→ RECORDS FOR THIS EXERCISE
┄┄┄┄┄┄┄┄┄┄┄┄┄┄┄┄┄┄┄┄

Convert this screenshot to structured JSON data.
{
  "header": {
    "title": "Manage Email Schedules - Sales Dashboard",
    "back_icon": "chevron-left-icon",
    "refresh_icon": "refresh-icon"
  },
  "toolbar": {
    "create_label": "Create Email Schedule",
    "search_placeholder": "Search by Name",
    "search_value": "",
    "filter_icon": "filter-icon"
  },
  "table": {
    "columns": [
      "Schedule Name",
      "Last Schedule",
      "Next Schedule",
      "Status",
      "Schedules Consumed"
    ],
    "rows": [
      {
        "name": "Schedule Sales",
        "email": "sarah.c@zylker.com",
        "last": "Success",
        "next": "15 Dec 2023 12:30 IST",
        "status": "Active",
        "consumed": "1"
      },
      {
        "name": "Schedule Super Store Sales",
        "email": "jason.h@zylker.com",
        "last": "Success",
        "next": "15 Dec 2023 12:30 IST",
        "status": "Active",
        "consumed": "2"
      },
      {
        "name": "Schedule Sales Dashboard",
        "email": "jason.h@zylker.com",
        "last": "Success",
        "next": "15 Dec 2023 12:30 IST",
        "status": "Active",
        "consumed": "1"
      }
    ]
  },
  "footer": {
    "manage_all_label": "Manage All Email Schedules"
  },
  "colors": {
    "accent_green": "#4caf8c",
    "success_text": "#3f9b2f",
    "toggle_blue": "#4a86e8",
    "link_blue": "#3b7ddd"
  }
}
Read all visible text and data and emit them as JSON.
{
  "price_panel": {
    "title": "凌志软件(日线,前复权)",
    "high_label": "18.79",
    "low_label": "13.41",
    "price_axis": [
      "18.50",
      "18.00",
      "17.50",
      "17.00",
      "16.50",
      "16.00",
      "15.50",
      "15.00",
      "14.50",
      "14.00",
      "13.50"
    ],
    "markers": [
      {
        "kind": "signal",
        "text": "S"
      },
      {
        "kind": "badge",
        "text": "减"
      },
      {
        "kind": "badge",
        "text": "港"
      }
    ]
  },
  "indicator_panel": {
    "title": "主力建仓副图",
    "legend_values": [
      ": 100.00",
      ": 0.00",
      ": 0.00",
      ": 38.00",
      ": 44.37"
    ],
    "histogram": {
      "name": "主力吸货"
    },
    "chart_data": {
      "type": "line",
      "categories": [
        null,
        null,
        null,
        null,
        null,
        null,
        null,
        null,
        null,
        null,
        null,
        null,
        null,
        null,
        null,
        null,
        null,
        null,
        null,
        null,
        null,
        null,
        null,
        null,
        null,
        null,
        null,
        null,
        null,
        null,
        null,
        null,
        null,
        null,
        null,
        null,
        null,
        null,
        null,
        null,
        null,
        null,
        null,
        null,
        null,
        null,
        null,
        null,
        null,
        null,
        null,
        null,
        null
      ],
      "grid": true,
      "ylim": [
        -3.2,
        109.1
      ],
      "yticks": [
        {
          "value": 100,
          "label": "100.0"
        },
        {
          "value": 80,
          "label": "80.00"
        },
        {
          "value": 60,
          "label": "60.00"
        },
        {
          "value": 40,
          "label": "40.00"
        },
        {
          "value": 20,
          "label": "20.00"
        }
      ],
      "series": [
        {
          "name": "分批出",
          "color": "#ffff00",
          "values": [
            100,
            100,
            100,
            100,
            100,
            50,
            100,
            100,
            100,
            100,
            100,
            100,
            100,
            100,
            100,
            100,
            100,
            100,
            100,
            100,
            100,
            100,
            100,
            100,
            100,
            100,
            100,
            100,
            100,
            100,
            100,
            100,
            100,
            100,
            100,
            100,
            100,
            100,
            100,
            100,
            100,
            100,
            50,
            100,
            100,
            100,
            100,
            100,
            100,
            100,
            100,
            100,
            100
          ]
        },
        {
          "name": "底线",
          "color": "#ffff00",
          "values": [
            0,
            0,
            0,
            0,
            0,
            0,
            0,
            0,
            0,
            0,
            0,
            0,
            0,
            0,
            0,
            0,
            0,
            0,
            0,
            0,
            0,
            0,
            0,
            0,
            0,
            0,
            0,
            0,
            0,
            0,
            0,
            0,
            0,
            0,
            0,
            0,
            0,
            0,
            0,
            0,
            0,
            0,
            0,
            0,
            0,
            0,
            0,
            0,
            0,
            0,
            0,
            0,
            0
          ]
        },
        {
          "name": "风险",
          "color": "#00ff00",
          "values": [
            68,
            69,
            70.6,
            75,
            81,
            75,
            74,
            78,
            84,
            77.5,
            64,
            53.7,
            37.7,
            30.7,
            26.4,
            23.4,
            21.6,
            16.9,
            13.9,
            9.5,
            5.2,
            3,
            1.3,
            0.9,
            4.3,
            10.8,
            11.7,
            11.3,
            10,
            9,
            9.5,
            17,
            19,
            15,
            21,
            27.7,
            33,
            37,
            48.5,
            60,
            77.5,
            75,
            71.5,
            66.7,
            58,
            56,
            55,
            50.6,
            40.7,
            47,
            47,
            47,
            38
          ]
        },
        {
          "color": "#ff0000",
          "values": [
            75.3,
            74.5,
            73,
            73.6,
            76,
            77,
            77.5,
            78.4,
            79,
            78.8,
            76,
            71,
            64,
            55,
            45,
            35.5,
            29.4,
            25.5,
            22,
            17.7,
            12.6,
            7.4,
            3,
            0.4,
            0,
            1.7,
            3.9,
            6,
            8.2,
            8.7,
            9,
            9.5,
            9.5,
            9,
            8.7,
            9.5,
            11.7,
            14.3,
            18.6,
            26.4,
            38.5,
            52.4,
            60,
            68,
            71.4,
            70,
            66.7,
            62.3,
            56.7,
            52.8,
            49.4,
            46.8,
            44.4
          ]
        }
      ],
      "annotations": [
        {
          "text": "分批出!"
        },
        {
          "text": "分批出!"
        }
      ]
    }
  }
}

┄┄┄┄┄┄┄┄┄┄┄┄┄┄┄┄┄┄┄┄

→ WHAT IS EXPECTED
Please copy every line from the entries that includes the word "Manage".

→ FINAL ANSWER
    "title": "Manage Email Schedules - Sales Dashboard",
    "manage_all_label": "Manage All Email Schedules"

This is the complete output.